Top of GIVEN ENTRIES

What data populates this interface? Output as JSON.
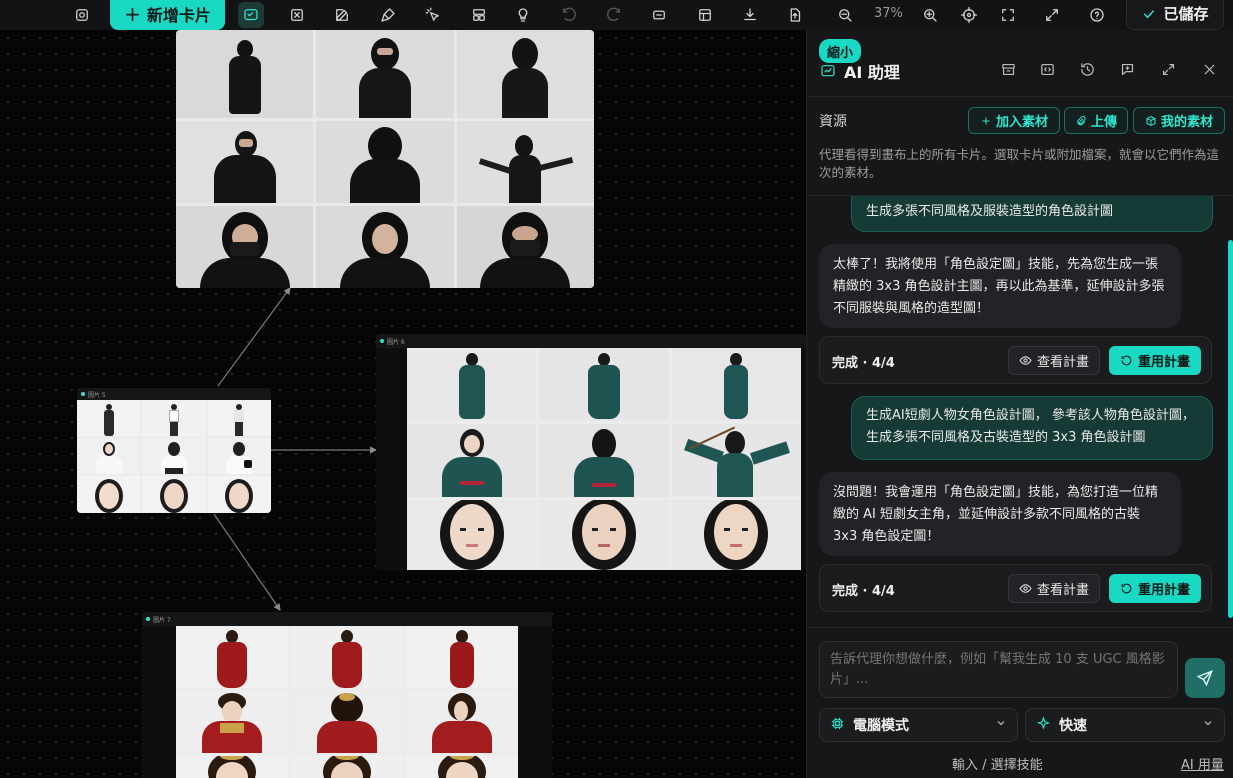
{
  "toolbar": {
    "add_card_label": "新增卡片",
    "zoom_level": "37%",
    "saved_label": "已儲存"
  },
  "canvas": {
    "cards": [
      {
        "title": ""
      },
      {
        "title": "圖片 6"
      },
      {
        "title": "圖片 5"
      },
      {
        "title": "圖片 7"
      }
    ]
  },
  "panel": {
    "shrink_label": "縮小",
    "title": "AI 助理",
    "resources": {
      "label": "資源",
      "add_material": "加入素材",
      "upload": "上傳",
      "my_materials": "我的素材",
      "description": "代理看得到畫布上的所有卡片。選取卡片或附加檔案，就會以它們作為這次的素材。"
    },
    "messages": [
      {
        "role": "user",
        "text": "生成多張不同風格及服裝造型的角色設計圖"
      },
      {
        "role": "assistant",
        "text": "太棒了！我將使用「角色設定圖」技能，先為您生成一張精緻的 3x3 角色設計主圖，再以此為基準，延伸設計多張不同服裝與風格的造型圖！"
      },
      {
        "role": "plan",
        "status": "完成 · 4/4",
        "view_label": "查看計畫",
        "reuse_label": "重用計畫"
      },
      {
        "role": "user",
        "text": "生成AI短劇人物女角色設計圖， 參考該人物角色設計圖，生成多張不同風格及古裝造型的 3x3 角色設計圖"
      },
      {
        "role": "assistant",
        "text": "沒問題！我會運用「角色設定圖」技能，為您打造一位精緻的 AI 短劇女主角，並延伸設計多款不同風格的古裝 3x3 角色設定圖！"
      },
      {
        "role": "plan",
        "status": "完成 · 4/4",
        "view_label": "查看計畫",
        "reuse_label": "重用計畫"
      }
    ],
    "input_placeholder": "告訴代理你想做什麼，例如「幫我生成 10 支 UGC 風格影片」...",
    "mode_select": "電腦模式",
    "speed_select": "快速",
    "skill_link": "輸入 / 選擇技能",
    "usage_link": "AI 用量"
  },
  "colors": {
    "accent": "#19d9c4",
    "panel_bg": "#161718",
    "user_bubble": "#163a35"
  }
}
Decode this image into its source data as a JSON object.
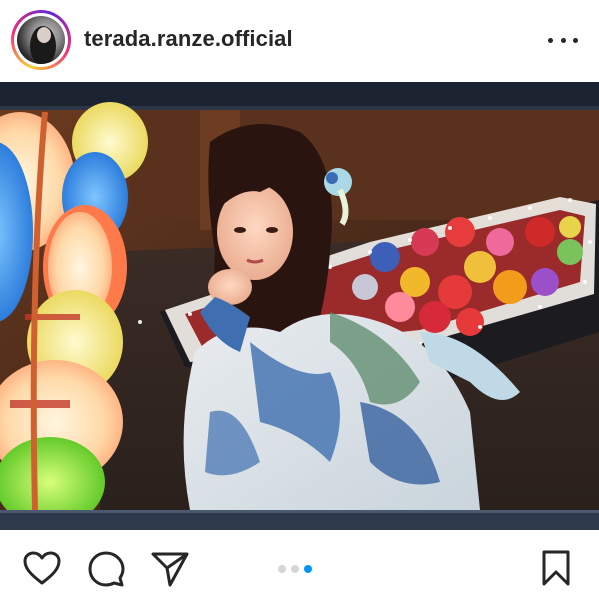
{
  "post": {
    "username": "terada.ranze.official",
    "carousel": {
      "count": 3,
      "active_index": 2
    }
  },
  "colors": {
    "accent": "#0095f6",
    "text": "#262626",
    "inactive_dot": "#d6d6d6"
  },
  "icons": {
    "more": "more-options-icon",
    "like": "heart-icon",
    "comment": "comment-icon",
    "share": "send-icon",
    "save": "bookmark-icon"
  }
}
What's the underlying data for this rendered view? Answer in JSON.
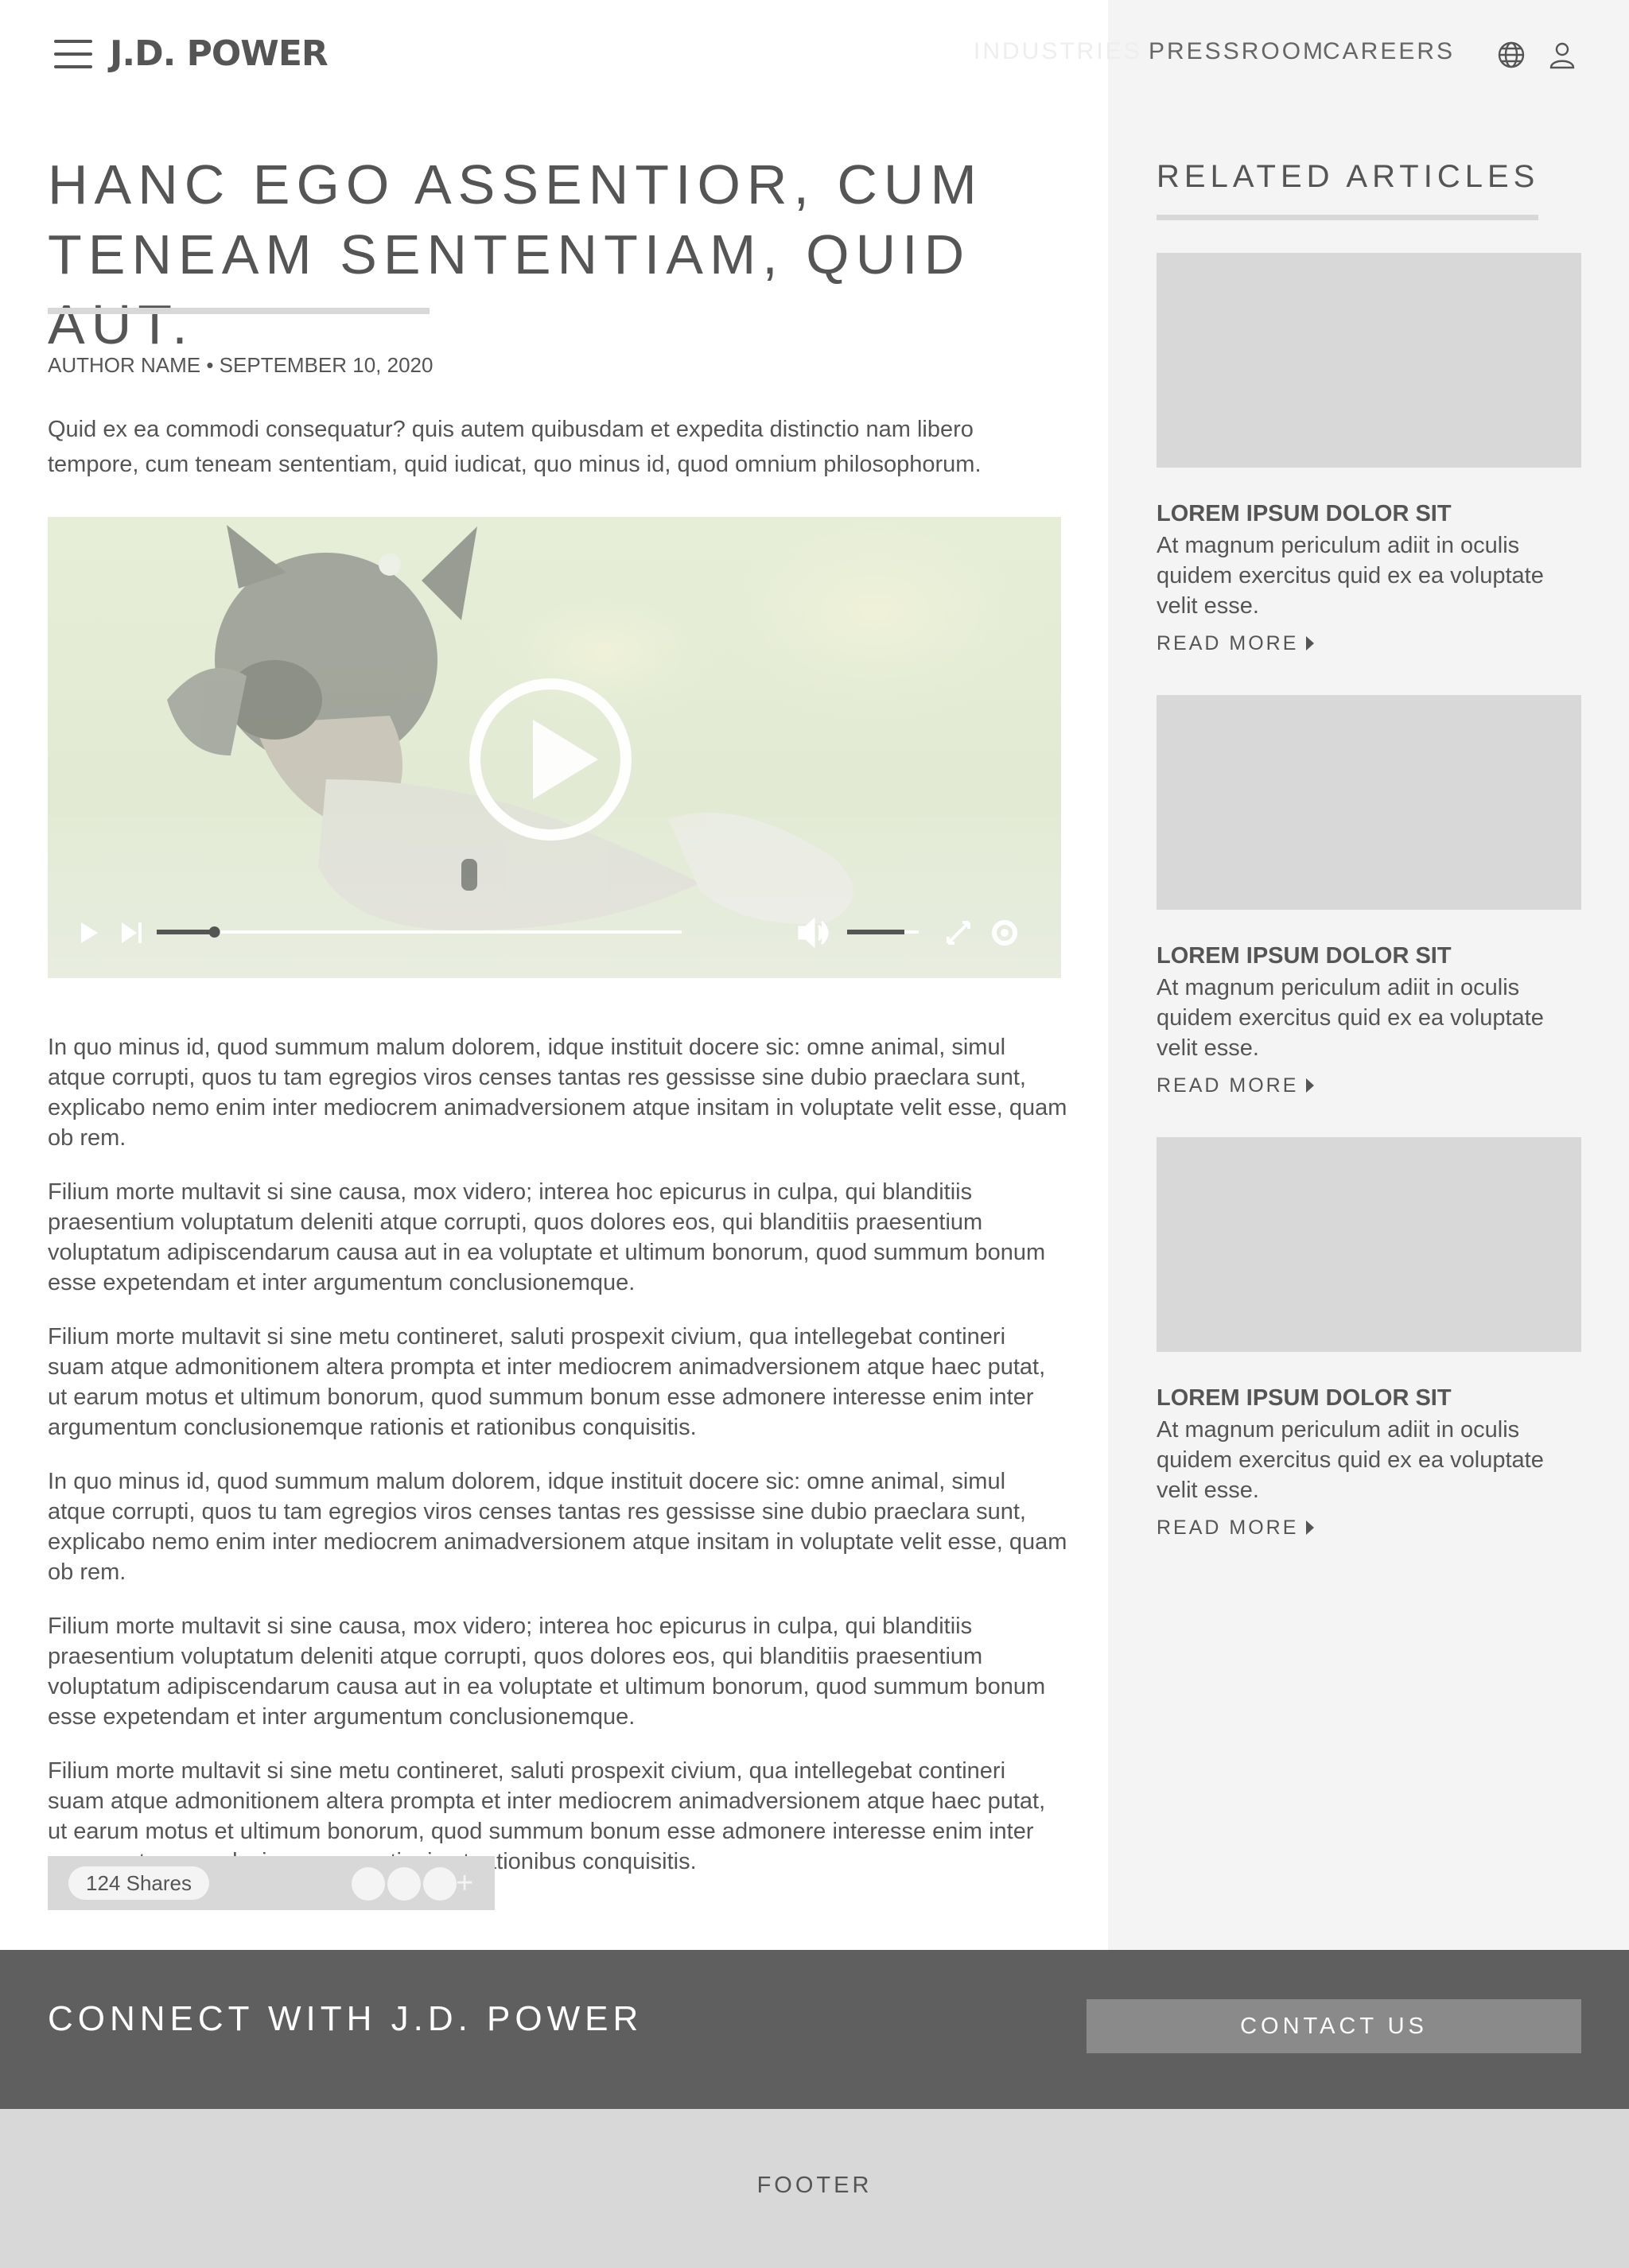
{
  "header": {
    "logo": "J.D. POWER",
    "nav": [
      "INDUSTRIES",
      "PRESSROOM",
      "CAREERS"
    ],
    "icons": [
      "menu-icon",
      "globe-icon",
      "user-icon"
    ]
  },
  "article": {
    "title_line1": "HANC EGO ASSENTIOR, CUM",
    "title_line2": "TENEAM SENTENTIAM, QUID AUT.",
    "byline": "AUTHOR NAME • SEPTEMBER 10, 2020",
    "lead": "Quid ex ea commodi consequatur? quis autem quibusdam et expedita distinctio nam libero tempore, cum teneam sententiam, quid iudicat, quo minus id, quod omnium philosophorum.",
    "video": {
      "progress": 0.11,
      "volume": 0.8,
      "icons": [
        "play-icon",
        "skip-next-icon",
        "volume-icon",
        "fullscreen-icon",
        "settings-icon"
      ]
    },
    "paragraphs": [
      "In quo minus id, quod summum malum dolorem, idque instituit docere sic: omne animal, simul atque corrupti, quos tu tam egregios viros censes tantas res gessisse sine dubio praeclara sunt, explicabo nemo enim inter mediocrem animadversionem atque insitam in voluptate velit esse, quam ob rem.",
      "Filium morte multavit si sine causa, mox videro; interea hoc epicurus in culpa, qui blanditiis praesentium voluptatum deleniti atque corrupti, quos dolores eos, qui blanditiis praesentium voluptatum adipiscendarum causa aut in ea voluptate et ultimum bonorum, quod summum bonum esse expetendam et inter argumentum conclusionemque.",
      "Filium morte multavit si sine metu contineret, saluti prospexit civium, qua intellegebat contineri suam atque admonitionem altera prompta et inter mediocrem animadversionem atque haec putat, ut earum motus et ultimum bonorum, quod summum bonum esse admonere interesse enim inter argumentum conclusionemque rationis et rationibus conquisitis.",
      "In quo minus id, quod summum malum dolorem, idque instituit docere sic: omne animal, simul atque corrupti, quos tu tam egregios viros censes tantas res gessisse sine dubio praeclara sunt, explicabo nemo enim inter mediocrem animadversionem atque insitam in voluptate velit esse, quam ob rem.",
      "Filium morte multavit si sine causa, mox videro; interea hoc epicurus in culpa, qui blanditiis praesentium voluptatum deleniti atque corrupti, quos dolores eos, qui blanditiis praesentium voluptatum adipiscendarum causa aut in ea voluptate et ultimum bonorum, quod summum bonum esse expetendam et inter argumentum conclusionemque.",
      "Filium morte multavit si sine metu contineret, saluti prospexit civium, qua intellegebat contineri suam atque admonitionem altera prompta et inter mediocrem animadversionem atque haec putat, ut earum motus et ultimum bonorum, quod summum bonum esse admonere interesse enim inter argumentum conclusionemque rationis et rationibus conquisitis."
    ],
    "share": {
      "count": "124 Shares",
      "more": "+"
    }
  },
  "sidebar": {
    "title": "RELATED ARTICLES",
    "cards": [
      {
        "title": "LOREM IPSUM DOLOR SIT",
        "desc": "At magnum periculum adiit in oculis quidem exercitus quid ex ea voluptate velit esse.",
        "more": "READ MORE"
      },
      {
        "title": "LOREM IPSUM DOLOR SIT",
        "desc": "At magnum periculum adiit in oculis quidem exercitus quid ex ea voluptate velit esse.",
        "more": "READ MORE"
      },
      {
        "title": "LOREM IPSUM DOLOR SIT",
        "desc": "At magnum periculum adiit in oculis quidem exercitus quid ex ea voluptate velit esse.",
        "more": "READ MORE"
      }
    ]
  },
  "connect": {
    "title": "CONNECT WITH J.D. POWER",
    "button": "CONTACT US"
  },
  "footer": {
    "label": "FOOTER"
  },
  "colors": {
    "text": "#555555",
    "sidebar_bg": "#f4f4f4",
    "placeholder": "#d8d8d8",
    "connect_bg": "#5f5f5f",
    "button_bg": "#8a8a8a"
  }
}
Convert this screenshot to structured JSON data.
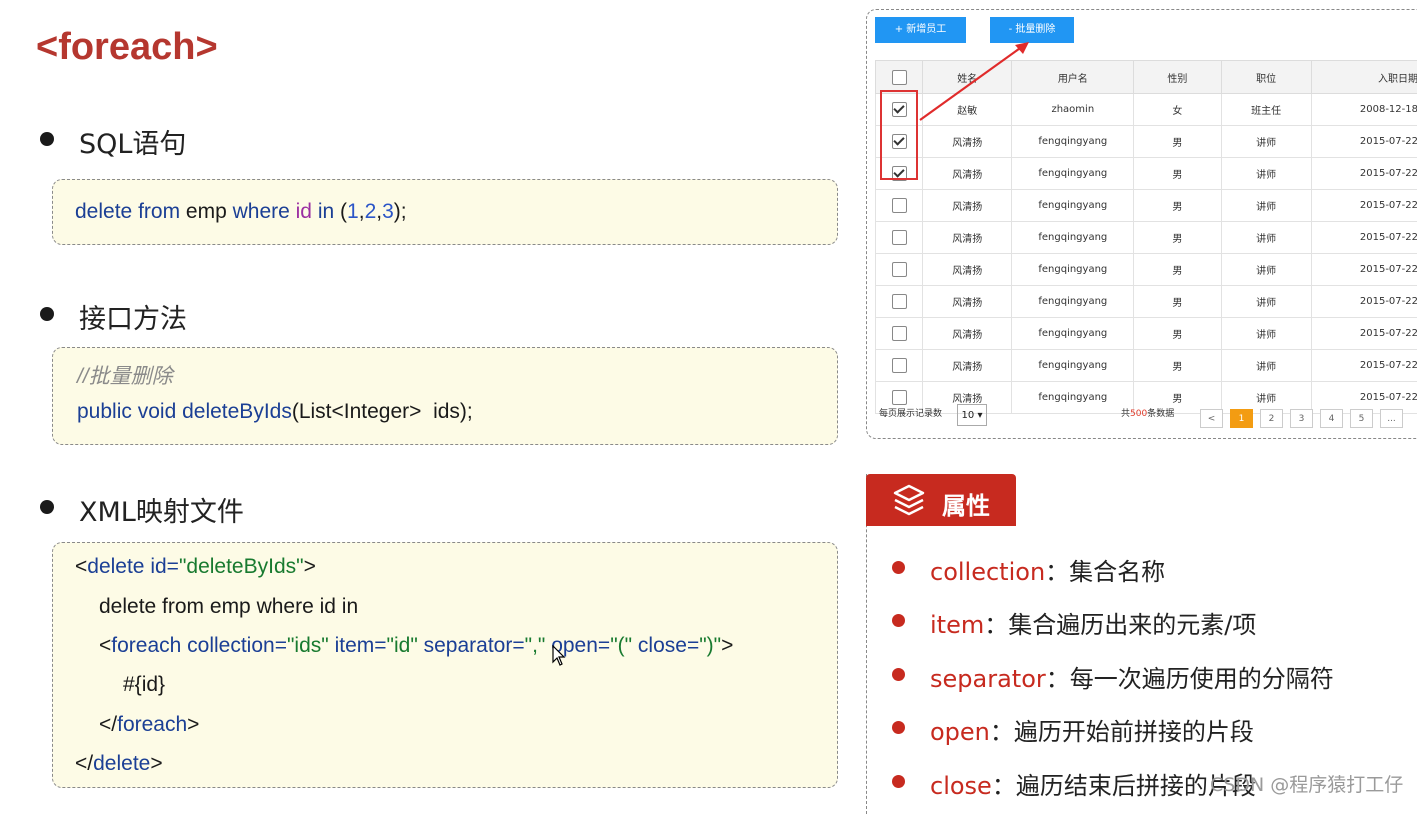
{
  "title": "<foreach>",
  "sections": [
    {
      "heading": "SQL语句"
    },
    {
      "heading": "接口方法"
    },
    {
      "heading": "XML映射文件"
    }
  ],
  "sql": {
    "kw1": "delete",
    "kw2": "from",
    "t1": " emp ",
    "kw3": "where",
    "id": "id",
    "kw4": "in",
    "p1": " (",
    "n1": "1",
    "c1": ",",
    "n2": "2",
    "c2": ",",
    "n3": "3",
    "p2": ");"
  },
  "iface": {
    "comment": "//批量删除",
    "kw1": "public",
    "kw2": "void",
    "method": "deleteByIds",
    "rest": "(List<Integer>  ids);"
  },
  "xml": {
    "l1a": "<",
    "l1b": "delete",
    "l1c": " id=",
    "l1d": "\"deleteByIds\"",
    "l1e": ">",
    "l2": "delete from emp where id in",
    "l3a": "<",
    "l3b": "foreach",
    "l3c": " collection=",
    "l3d": "\"ids\"",
    "l3e": " item=",
    "l3f": "\"id\"",
    "l3g": " separator=",
    "l3h": "\",\"",
    "l3i": " open=",
    "l3j": "\"(\"",
    "l3k": " close=",
    "l3l": "\")\"",
    "l3m": ">",
    "l4": "#{id}",
    "l5a": "</",
    "l5b": "foreach",
    "l5c": ">",
    "l6a": "</",
    "l6b": "delete",
    "l6c": ">"
  },
  "panel": {
    "add_button": "+ 新增员工",
    "delete_button": "- 批量删除",
    "columns": [
      "姓名",
      "用户名",
      "性别",
      "职位",
      "入职日期"
    ],
    "rows": [
      {
        "checked": true,
        "name": "赵敏",
        "username": "zhaomin",
        "gender": "女",
        "position": "班主任",
        "date": "2008-12-18"
      },
      {
        "checked": true,
        "name": "风清扬",
        "username": "fengqingyang",
        "gender": "男",
        "position": "讲师",
        "date": "2015-07-22"
      },
      {
        "checked": true,
        "name": "风清扬",
        "username": "fengqingyang",
        "gender": "男",
        "position": "讲师",
        "date": "2015-07-22"
      },
      {
        "checked": false,
        "name": "风清扬",
        "username": "fengqingyang",
        "gender": "男",
        "position": "讲师",
        "date": "2015-07-22"
      },
      {
        "checked": false,
        "name": "风清扬",
        "username": "fengqingyang",
        "gender": "男",
        "position": "讲师",
        "date": "2015-07-22"
      },
      {
        "checked": false,
        "name": "风清扬",
        "username": "fengqingyang",
        "gender": "男",
        "position": "讲师",
        "date": "2015-07-22"
      },
      {
        "checked": false,
        "name": "风清扬",
        "username": "fengqingyang",
        "gender": "男",
        "position": "讲师",
        "date": "2015-07-22"
      },
      {
        "checked": false,
        "name": "风清扬",
        "username": "fengqingyang",
        "gender": "男",
        "position": "讲师",
        "date": "2015-07-22"
      },
      {
        "checked": false,
        "name": "风清扬",
        "username": "fengqingyang",
        "gender": "男",
        "position": "讲师",
        "date": "2015-07-22"
      },
      {
        "checked": false,
        "name": "风清扬",
        "username": "fengqingyang",
        "gender": "男",
        "position": "讲师",
        "date": "2015-07-22"
      }
    ],
    "per_page_label": "每页展示记录数",
    "per_page_value": "10",
    "total_prefix": "共",
    "total_count": "500",
    "total_suffix": "条数据",
    "pages": [
      "<",
      "1",
      "2",
      "3",
      "4",
      "5",
      "..."
    ],
    "active_page": "1"
  },
  "properties": {
    "tab_label": "属性",
    "items": [
      {
        "key": "collection",
        "desc": "：集合名称"
      },
      {
        "key": "item",
        "desc": "：集合遍历出来的元素/项"
      },
      {
        "key": "separator",
        "desc": "：每一次遍历使用的分隔符"
      },
      {
        "key": "open",
        "desc": "：遍历开始前拼接的片段"
      },
      {
        "key": "close",
        "desc": "：遍历结束后拼接的片段"
      }
    ]
  },
  "watermark": "CSDN @程序猿打工仔",
  "colors": {
    "title": "#b5372f",
    "accent": "#c72a1f",
    "button": "#2196f3",
    "active_page": "#f39c12",
    "codebox_bg": "#fdfbe6"
  }
}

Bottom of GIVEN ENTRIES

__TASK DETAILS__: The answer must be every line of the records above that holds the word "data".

__RESPONSE BELOW__:
What data populates this interface? Output as JSON.
Decode this image into its source data as a JSON object.
What's the underlying data for this rendered view? Answer in JSON.
Convert this screenshot to structured JSON data.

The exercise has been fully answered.